If You Have Temperature Sensitivity… the following should help you know how to proceed: Cold sensitivity is fairly common. It may be caused by a condition that needs immediate attention (like a fractured tooth or deep dental decay), or by gum recession and root exposure.
In perfect health, there is no gum recession and so none of the roots of any of the teeth are exposed (visible) when you look in your mouth. When root surfaces are exposed to the oral environment because of gum recession, cold sensitivity is common. The causes of gum recession are somewhat controversial among experts, but if the recession has not become severe, no treatment is usually recommended other than brushing with toothpaste specially formulated for sensitive teeth.
If you have cold sensitivity due to gum recession, this is not a dental emergency. Usually sensitivity from gum recession does not have a sudden onset.

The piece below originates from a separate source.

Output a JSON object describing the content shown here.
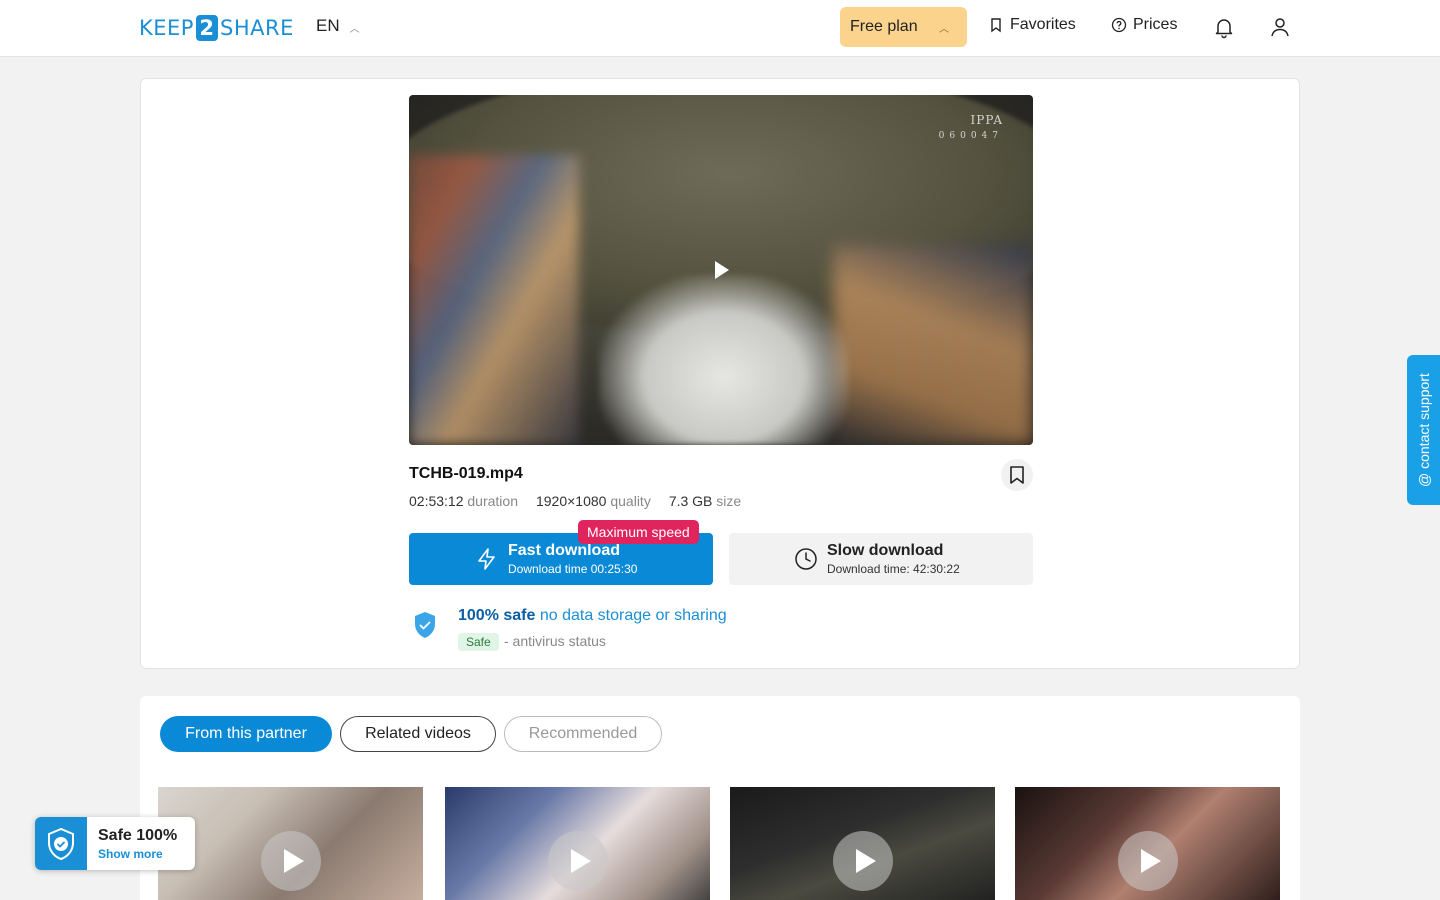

If it is severe, make an appointment during regular office hours because many times, there are things that can be done to minimize the sensitivity. If the cold sensitivity had a sudden onset, we would suspect deep dental decay as a probable cause. In this case, call the office and make an appointment as soon as possible.
Decay doesn’t just go away. It continually gets worse. The earlier treatment is accomplished, the better your chances of avoiding more costly treatment to save the tooth. Another important factor in evaluating cold sensitivity has to do with how it is manifested: Is it a “fleeting” cold sensitivity that goes away quickly once the cold stimulus has been removed, or is it a more prolonged and lingering discomfort that is likely to indicate a more serious problem that is merely triggered by the cold stimulus? Sudden onset of hot sensitivity often indicates a problem for which you should seek immediate attention.
What To Do
- If you are experiencing cold or hot sensitivity that is confined to one or two teeth and had a sudden onset, call the office during regular hours and you will be given an appointment for evaluation.
If You Experience Traumatic Tooth Loss (Avulsion)… this is caused by a sudden, sharp blow to a tooth causing it to be “knocked out”. The entire tooth (root included) is completely removed from its bony housing in the jaw.
What To Do
Time is of the essence in cases of traumatic avulsion.
- The tooth should be located and immediately re-implanted into the socket from which it came (so that the edge of the avulsed tooth matches the edge of the next tooth over as much as possible).
- If the tooth is dirty, gently rinse (do not thoroughly clean) with milk or water, but re-implant (push it gently back where it came from) as soon as possible.
- Hold it there by finger pressure for as long as it takes for it to stay there on its own (this can take some time – as much as an hour or more). Do this using clean cloth or sterile gauze.
- If there is swelling from the trauma, an ice pack should be applied to the swollen area.
- It is OK to take non-steroidal anti-inflammatory medication (ibuprofen) to control any discomfort in the interim as long as you are not allergic and there are no other contraindications to its use.
What Not To Do
- Do not delay in re-implanting the tooth as soon as possible – the sooner, the better. That is what a dentist would do were he or she at the scene.
- If the tooth is located but is dirty, do not try to scrub it clean. Rinse gently with water or milk (only if available) and re-implant at once.
If You Are Experiencing Acute, Painful Muscle Spasm… this is most often caused by a problem with your bite relationship or dental occlusion. Problems with the occlusion mean that the teeth are forced to “bump together” in such a way that causes the muscles that move the jaw to work in an uncoordinated fashion. If the occlusion is not corrected, symptoms that are usually chronic in nature can become acute and very uncomfortable. This is the most common underlying cause behind most Temporomandibular Joint (TMJ) disorders. Sometimes the jaws can even become “locked either open or closed and can create a very distressing episode of muscle spasm.
What To Do
- If symptoms become acute, call us immediately for an evaluation.
- During acute episodes, use moist heat to the area for symptomatic relief.
What Not To Do
- Avoid eating anything that requires vigorous chewing, and see us as soon as possible.